# Exercise directions
Below are entries. Pull out all lines containing "Lumetri".

# Entries supplied
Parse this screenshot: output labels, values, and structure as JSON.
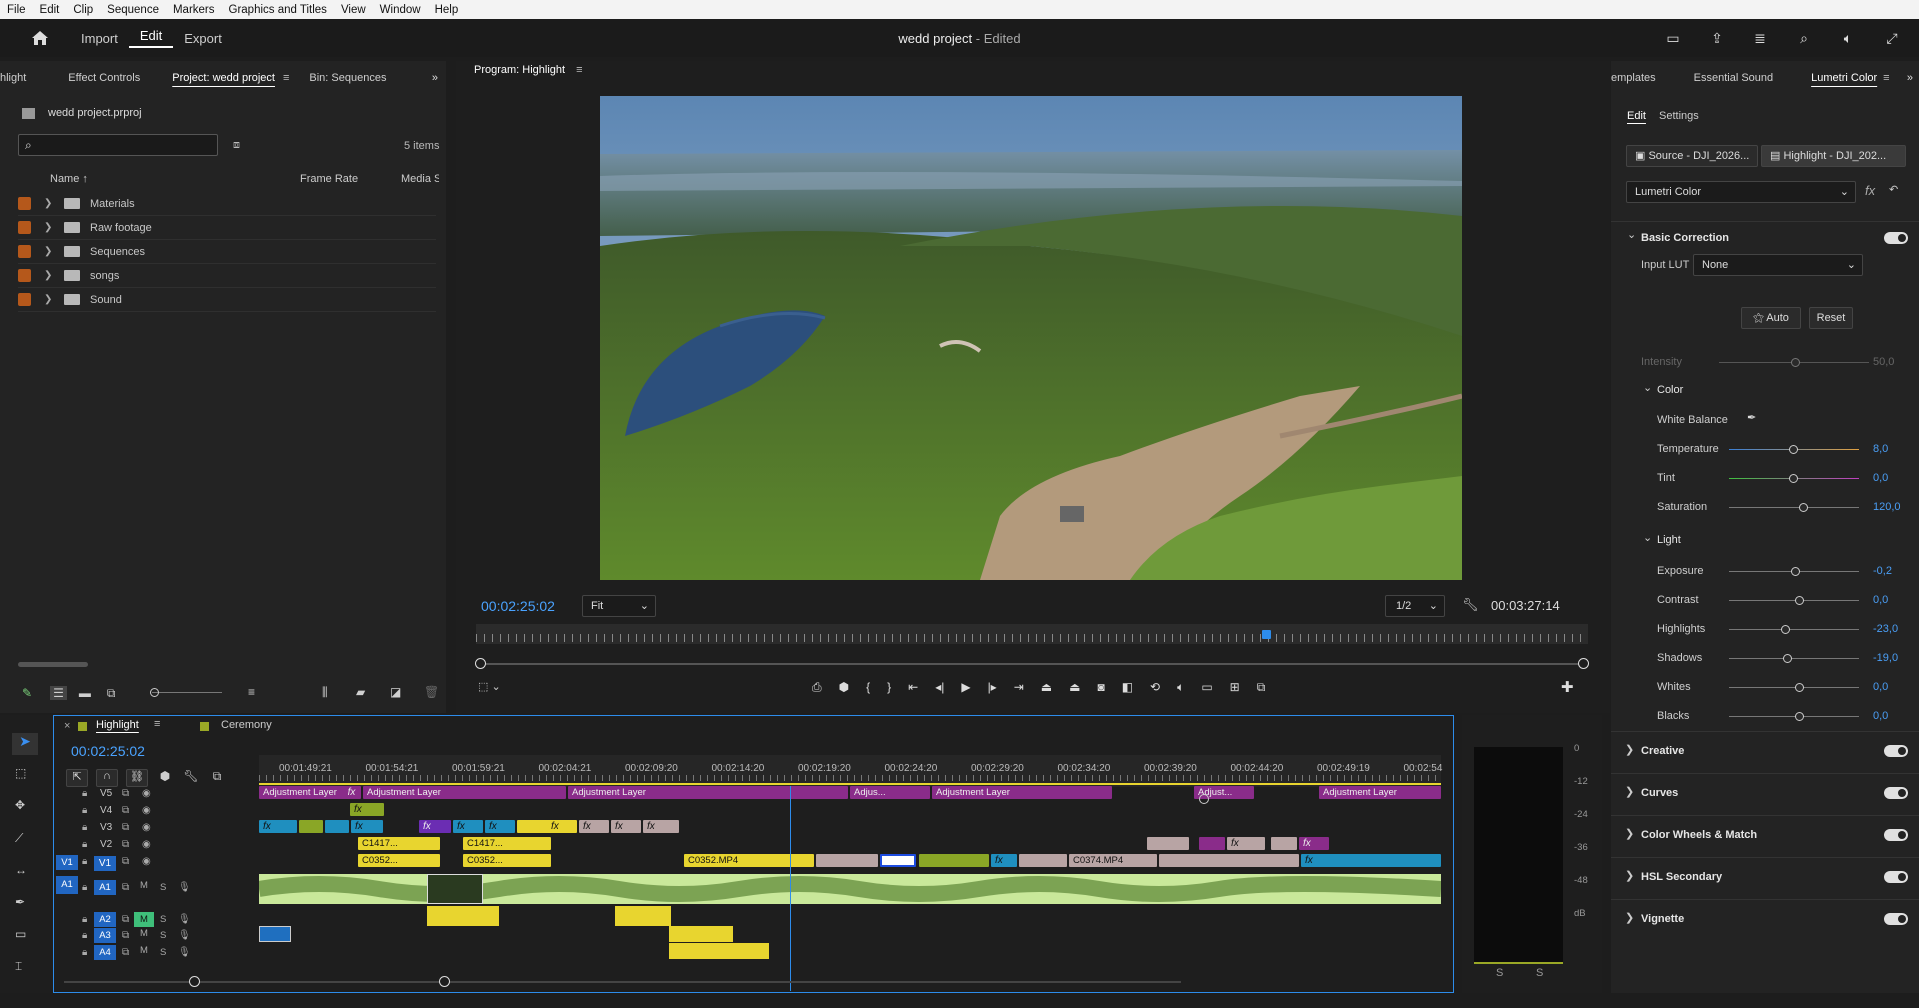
{
  "menu": [
    "File",
    "Edit",
    "Clip",
    "Sequence",
    "Markers",
    "Graphics and Titles",
    "View",
    "Window",
    "Help"
  ],
  "header": {
    "tabs": [
      "Import",
      "Edit",
      "Export"
    ],
    "active_tab": "Edit",
    "title": "wedd project",
    "edited": "- Edited"
  },
  "left_panel": {
    "tabs": [
      "hlight",
      "Effect Controls",
      "Project: wedd project",
      "Bin: Sequences"
    ],
    "active_tab": "Project: wedd project",
    "file": "wedd project.prproj",
    "search_placeholder": "",
    "count": "5 items",
    "columns": [
      "Name",
      "Frame Rate",
      "Media S"
    ],
    "items": [
      "Materials",
      "Raw footage",
      "Sequences",
      "songs",
      "Sound"
    ]
  },
  "program": {
    "title": "Program: Highlight",
    "timecode": "00:02:25:02",
    "fit": "Fit",
    "resolution": "1/2",
    "duration": "00:03:27:14",
    "playhead_fraction": 0.71
  },
  "timeline": {
    "sequence_tabs": [
      "Highlight",
      "Ceremony"
    ],
    "active": "Highlight",
    "timecode": "00:02:25:02",
    "ruler": [
      "00:01:49:21",
      "00:01:54:21",
      "00:01:59:21",
      "00:02:04:21",
      "00:02:09:20",
      "00:02:14:20",
      "00:02:19:20",
      "00:02:24:20",
      "00:02:29:20",
      "00:02:34:20",
      "00:02:39:20",
      "00:02:44:20",
      "00:02:49:19",
      "00:02:54"
    ],
    "video_tracks": [
      "V5",
      "V4",
      "V3",
      "V2",
      "V1"
    ],
    "audio_tracks": [
      "A1",
      "A2",
      "A3",
      "A4"
    ],
    "clips": {
      "adj": "Adjustment Layer",
      "adj_short": "Adjus...",
      "adj_short2": "Adjust...",
      "c1417": "C1417...",
      "c0352": "C0352...",
      "c0352mp4": "C0352.MP4",
      "c0374": "C0374.MP4",
      "fx": "fx"
    },
    "meter_scale": [
      "0",
      "-12",
      "-24",
      "-36",
      "-48",
      "dB"
    ],
    "meter_solo": [
      "S",
      "S"
    ]
  },
  "right_panel": {
    "tabs": [
      "emplates",
      "Essential Sound",
      "Lumetri Color"
    ],
    "active_tab": "Lumetri Color",
    "subtabs": [
      "Edit",
      "Settings"
    ],
    "source": "Source - DJI_2026...",
    "target": "Highlight - DJI_202...",
    "effect": "Lumetri Color",
    "basic": "Basic Correction",
    "input_lut_label": "Input LUT",
    "input_lut": "None",
    "auto": "Auto",
    "reset": "Reset",
    "intensity_label": "Intensity",
    "intensity": "50,0",
    "color": "Color",
    "white_balance": "White Balance",
    "sliders": [
      {
        "label": "Temperature",
        "value": "8,0"
      },
      {
        "label": "Tint",
        "value": "0,0"
      },
      {
        "label": "Saturation",
        "value": "120,0"
      }
    ],
    "light": "Light",
    "light_sliders": [
      {
        "label": "Exposure",
        "value": "-0,2"
      },
      {
        "label": "Contrast",
        "value": "0,0"
      },
      {
        "label": "Highlights",
        "value": "-23,0"
      },
      {
        "label": "Shadows",
        "value": "-19,0"
      },
      {
        "label": "Whites",
        "value": "0,0"
      },
      {
        "label": "Blacks",
        "value": "0,0"
      }
    ],
    "sections": [
      "Creative",
      "Curves",
      "Color Wheels & Match",
      "HSL Secondary",
      "Vignette"
    ]
  },
  "colors": {
    "accent": "#2d8ceb",
    "adjustment": "#8a2c8a",
    "video_yellow": "#e8d52f",
    "audio_green": "#c9e89a",
    "video_teal": "#1f8fbf",
    "video_pink": "#b8a4a4"
  }
}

# Expected output
      "Lumetri Color"
    "active_tab": "Lumetri Color",
    "effect": "Lumetri Color",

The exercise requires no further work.